BCHA refuge support worker Amy Smith is a member of our Equality, Diversity and Inclusion forum. In celebration of Pride Month 2021, she has written this insightful blog about the need to raise awareness around LGBTQ+ issues and the work being carried out at BCHA to ensure equal rights for both employees and customers.
Some of you will be aware, June is Pride Month - a time for celebrating love, acceptance and diversity for the LGBTQ+ community. The occasion is marked and celebrated across the globe by flying the rainbow flag, whose colours represent the diversity of the LGBTQ+ community.
In recent years, global brands and businesses have stood in alliance with the LGBTQ+ community, by creating rainbow versions of their logos and posting messages of support on social media.

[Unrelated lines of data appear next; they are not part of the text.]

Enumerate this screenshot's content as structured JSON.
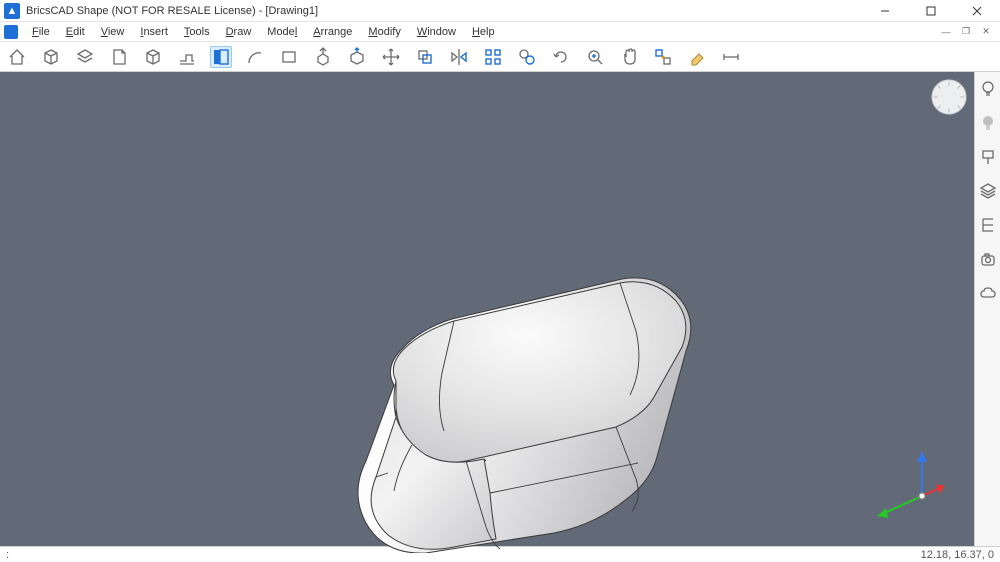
{
  "window": {
    "title": "BricsCAD Shape (NOT FOR RESALE License) - [Drawing1]"
  },
  "menubar": {
    "items": [
      {
        "label": "File",
        "accel": "F"
      },
      {
        "label": "Edit",
        "accel": "E"
      },
      {
        "label": "View",
        "accel": "V"
      },
      {
        "label": "Insert",
        "accel": "I"
      },
      {
        "label": "Tools",
        "accel": "T"
      },
      {
        "label": "Draw",
        "accel": "D"
      },
      {
        "label": "Model",
        "accel": "l"
      },
      {
        "label": "Arrange",
        "accel": "A"
      },
      {
        "label": "Modify",
        "accel": "M"
      },
      {
        "label": "Window",
        "accel": "W"
      },
      {
        "label": "Help",
        "accel": "H"
      }
    ]
  },
  "toolbar": {
    "items": [
      {
        "name": "home",
        "active": false
      },
      {
        "name": "box",
        "active": false
      },
      {
        "name": "layers",
        "active": false
      },
      {
        "name": "page",
        "active": false
      },
      {
        "name": "cube",
        "active": false
      },
      {
        "name": "profile",
        "active": false
      },
      {
        "name": "section",
        "active": true
      },
      {
        "name": "arc-tool",
        "active": false
      },
      {
        "name": "rect-tool",
        "active": false
      },
      {
        "name": "extrude",
        "active": false
      },
      {
        "name": "push-pull",
        "active": false
      },
      {
        "name": "move",
        "active": false
      },
      {
        "name": "copy",
        "active": false
      },
      {
        "name": "mirror",
        "active": false
      },
      {
        "name": "array",
        "active": false
      },
      {
        "name": "align",
        "active": false
      },
      {
        "name": "rotate",
        "active": false
      },
      {
        "name": "zoom-fit",
        "active": false
      },
      {
        "name": "pan",
        "active": false
      },
      {
        "name": "snap",
        "active": false
      },
      {
        "name": "eraser",
        "active": false
      },
      {
        "name": "measure",
        "active": false
      }
    ]
  },
  "right_panel": {
    "items": [
      {
        "name": "light-bulb"
      },
      {
        "name": "light-bulb-filled"
      },
      {
        "name": "paint"
      },
      {
        "name": "layers-stack"
      },
      {
        "name": "structure"
      },
      {
        "name": "camera"
      },
      {
        "name": "cloud"
      }
    ]
  },
  "statusbar": {
    "left": ":",
    "coords": "12.18, 16.37, 0"
  }
}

However, pride month is much more than just fluffy rainbow graphics and an annual message of support from corporations. Pride is a protest. Thousands of LGBTQ+ people face persecution, violence and death each day, because of how they identify or who they love. The purpose of pride isn't just to celebrate the community, but to raise awareness of the injustice LGBTQ+ people still face and to fight for equal rights across the world.
There's no doubt that progress has been made in campaigning for LGBTQ+ rights in the UK. However, LGBTQ+ people still do not have equal rights entirely - LGBTQ+ people are still subject to homophobic/trans¬phobic attacks and hate crimes, such as the London bus attack in 2019, where two women were subjected to a violent attack by teenage boys because they were in a relationship. Metropolitan police statistics also show an increase in homophobic hate crime in London between 2014 and 2018 (BBC News 2019).
Statistically, 2.7% of over 16’s in the UK identify as LGB, according to the ONS (2019). There is no current statistics to note on transgender individuals (which proves equality still has a way to go).
If 2.7% of the general population identify as LGB, then potentially there are additional LGBTQ+ people who aren't included as they are not ‘out’.
The fact that same-sex marriage was legalised in the UK less than ten years ago shows that the progression in equality for LGBTQ+ rights is quite slow.
Pride and BCHA
There are BCHA staff and customers who identify as LGBTQ+. So we would like to discuss how raising awareness of LGBTQ+ issues and equality is vital in order to provide an outstanding service to our customers. In terms of equality, there is always more that can be done to create positive change.
A study by LGBTQ+ inclusion organisation HouseProud found that 21% of social housing tenants surveyed, didn't feel comfortable with maintenance personnel entering their home, and 24% felt this way about their landlord. This is a staggeringly high proportion of people. The study also found that some LGBTQ+ people would self- censor prior to a visit from a maintenance team or landlord.
Self-censoring is where an LGBTQ+ person changes their home environment to hide their identity - such as take down a pride flag or hide photos of them with their partner.
A BCHA member of staff recently disclosed that she had similar feelings and experiences when a repair team entered her rented home a few years ago:
"Around three years ago, a maintenance crew came to do a job in my home and I took down the photos of me and my partner - I didn't want to feel judged or feel uncomfortable. I worried they would make derogatory comments about the fact I was in a relationship with a woman. I feared a negative reaction - that they would be disgusted and treat me as lesser because of my sexuality.
“I think it was just societal pressure and fear that made me worry. I don't think I'd be as worried now as I'm a lot more confident in myself, but the thought is still always in the back of my mind.
“I think that organisations training their staff to be aware of LGBTQ+ issues would be reassuring for members of the LGBTQ+ community.”
This account of an LGBTQ+ issue shows why awareness raising and training of workforces is desperately needed and this is something that BCHA is working to improve both internally with employees and externally with customers.
We want BCHA customers to know that we are aware of the potential issues and worries that people identifying as LGBTQ+ may be facing and we would like to reassure them that, as part of our Equality, Diversity and Inclusion (ED&I) forum, we are putting an action plan in place to ensure that no customers are excluded, discriminated against, or live in fear.
Our starting point is going to be the creation of a BCHA ED&I advocacy email address. This email will be monitored by select members of the forum who will operate separately to BCHA’s HR department and the company’s complaints procedure. The support and advice will remain confidential (unless there’s a safeguarding concern that needs to be addressed), and will be provided by BCHA staff members from across the organisation, as well as BCHA customers. Those responding will have a passion for ED&I and/or will have lived experiences of discrimination or exclusion that gives them some knowledge around the issues our customers may face, to be able to meet them with understanding and empathy.
The email address will be up and running within the next few months. We hope this platform will be a place customers and staff can come for support if they need to discuss any discrimination or exclusion they have faced, or if they would like an advocate or support person to assist with making a formal complaint (should they wish to do so).
We are striving to create an environment that is equal and safe for all our staff and customers.
Anyone who would be interested in joining the ED&I forum is welcome. We are particularly keen to recruit our customers into the forum. If you would like to join or would like more information, please email EDI@bcha.org.uk.